Wednesday, 22 May 2013

Is solar still relevant, and more importantly, is my book? Errr... yes, I think so.


This blog was first published on the Routledge website.

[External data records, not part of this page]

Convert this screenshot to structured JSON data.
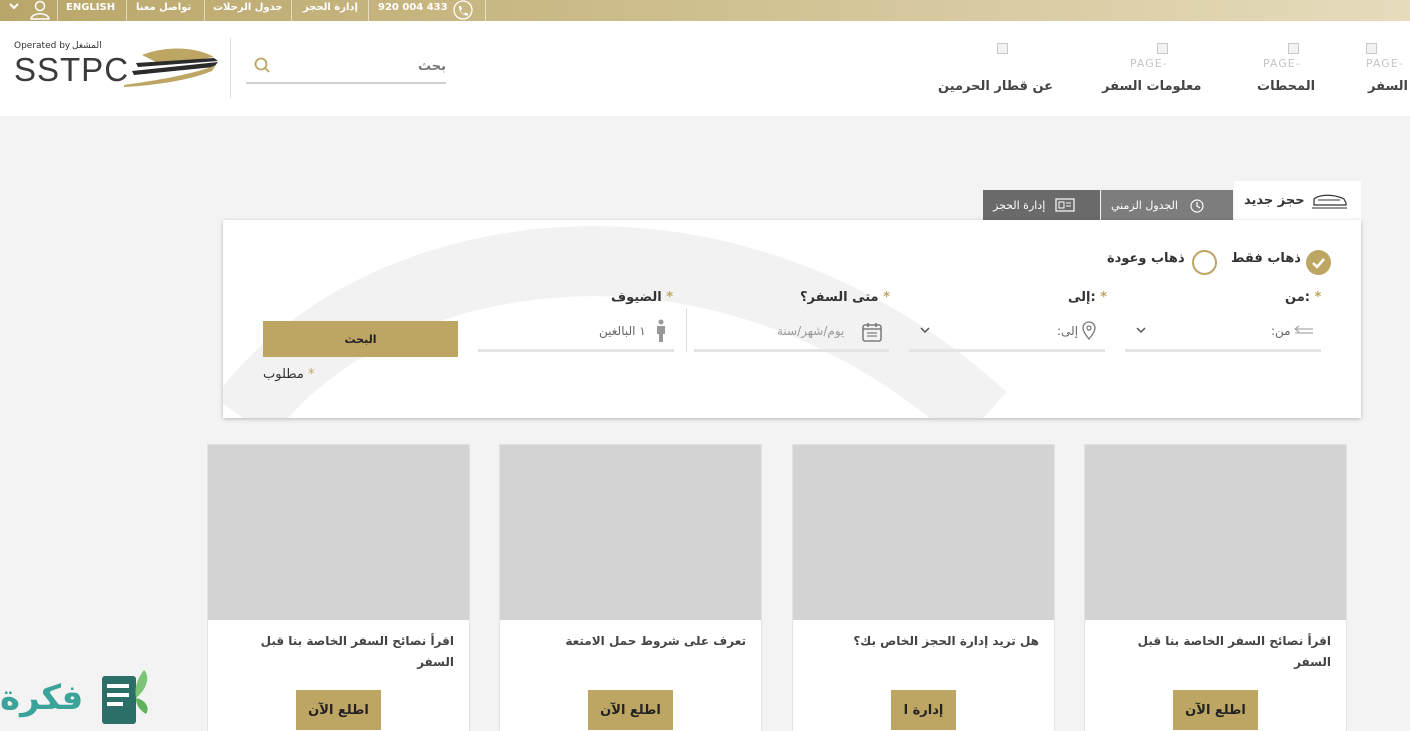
{
  "topbar": {
    "language": "ENGLISH",
    "contact": "تواصل معنا",
    "timetable": "جدول الرحلات",
    "manage": "إدارة الحجز",
    "phone": "920 004 433"
  },
  "header": {
    "nav": [
      {
        "label": "السفر",
        "image_alt": "PAGE-"
      },
      {
        "label": "المحطات",
        "image_alt": "PAGE-"
      },
      {
        "label": "معلومات السفر",
        "image_alt": "PAGE-"
      },
      {
        "label": "عن قطار الحرمين",
        "image_alt": ""
      }
    ],
    "search_placeholder": "بحث",
    "logo": {
      "operated_by": "Operated by",
      "operator_ar": "المشغل",
      "name": "SSTPC"
    }
  },
  "booking": {
    "tabs": {
      "new": "حجز جديد",
      "timetable": "الجدول الزمني",
      "manage": "إدارة الحجز"
    },
    "trip_type": {
      "one_way": "ذهاب فقط",
      "round_trip": "ذهاب وعودة",
      "selected": "one_way"
    },
    "fields": {
      "from_label": ":من",
      "from_placeholder": ":من",
      "to_label": ":إلى",
      "to_placeholder": ":إلى",
      "date_label": "متى السفر؟",
      "date_placeholder": "يوم/شهر/سنة",
      "guests_label": "الضيوف",
      "guests_value": "١ البالغين"
    },
    "search_button": "البحث",
    "required_note": "مطلوب",
    "accent_color": "#bda563"
  },
  "cards": [
    {
      "text": "اقرأ نصائح السفر الخاصة بنا قبل السفر",
      "button": "اطلع الآن"
    },
    {
      "text": "هل تريد إدارة الحجز الخاص بك؟",
      "button": "إدارة ا"
    },
    {
      "text": "تعرف على شروط حمل الامتعة",
      "button": "اطلع الآن"
    },
    {
      "text": "اقرأ نصائح السفر الخاصة بنا قبل السفر",
      "button": "اطلع الآن"
    }
  ],
  "watermark": {
    "text": "فكرة"
  }
}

It's a strange thing to write a book and feel yourself suddenly overtaken by events, but that's the situation I found myself in shortly after completing Desert Energy. As my book, exploring the potential and application of large scale solar power generation in the deserts was going through production, the Arab Spring erupted into full force. At the same time the ongoing financial crisis has pushed climate change down the political agenda, while in the US the emerging shale gas revolution is dramatically altering the economics of energy production. The solar industry too is undergoing a massive shake-out. Falling costs and mass production in China has led to global over-capacity, with many well known names going bust or struggling. A looming trade war over Chinese government subsidies to solar producers is on the horizon, making manufacturers and installers jittery.
So with all this in mind, is the book still relevant? I think so, yes. Part of the reason is that the book will hopefully equip the reader to understand the background and context to new developments. As I was writing it, I was aware that rapid change was possible... indeed, I stated that I expected many of the companies and projects mentioned would change hands or go out of business in the coming years, and that political instability could stymie plans for solar in North Africa. Yet despite these changes, the underlying rationale for solar power, including large arrays in desert or sunbelt lands, has not changed. Climate change is not going away, and after a couple of years in the wilderness it may be edging its way back up the agenda again. The recent announcement that atmospheric concentrations of carbon dioxide have passed 400 parts per million for the first time in millions of years shows we cannot hide from this problem indefinitely. Prices for solar continue to fall rapidly, and new, more efficient technologies are being constantly developed. While this may put pressure on existing solar businesses, in the long run the direction is clear – solar power is becoming more affordable, and it has never been needed more.
Of course, technology and potential can only take you so far. Political will is required too. The entrenched nature of the existing energy infrastructure is a big problem which still needs to be overcome. So too is the diffuse nature of solar power. Concentrated energy sources like fossil fuels, almost by definition, are worth a lot of money to a relatively small number of people. Non-extractive energy sources have a very different set of winners and losers. This provides a tremendous incentive to maintain the status quo. Yet in the long run the elegance of solar power and the benefits it could bring argue strongly in its favour. Despite all the changes Desert Energy remains a useful and readable introduction to what could be one of the most important and exciting technological revolutions of the 21st century.  

No comments:

Post a Comment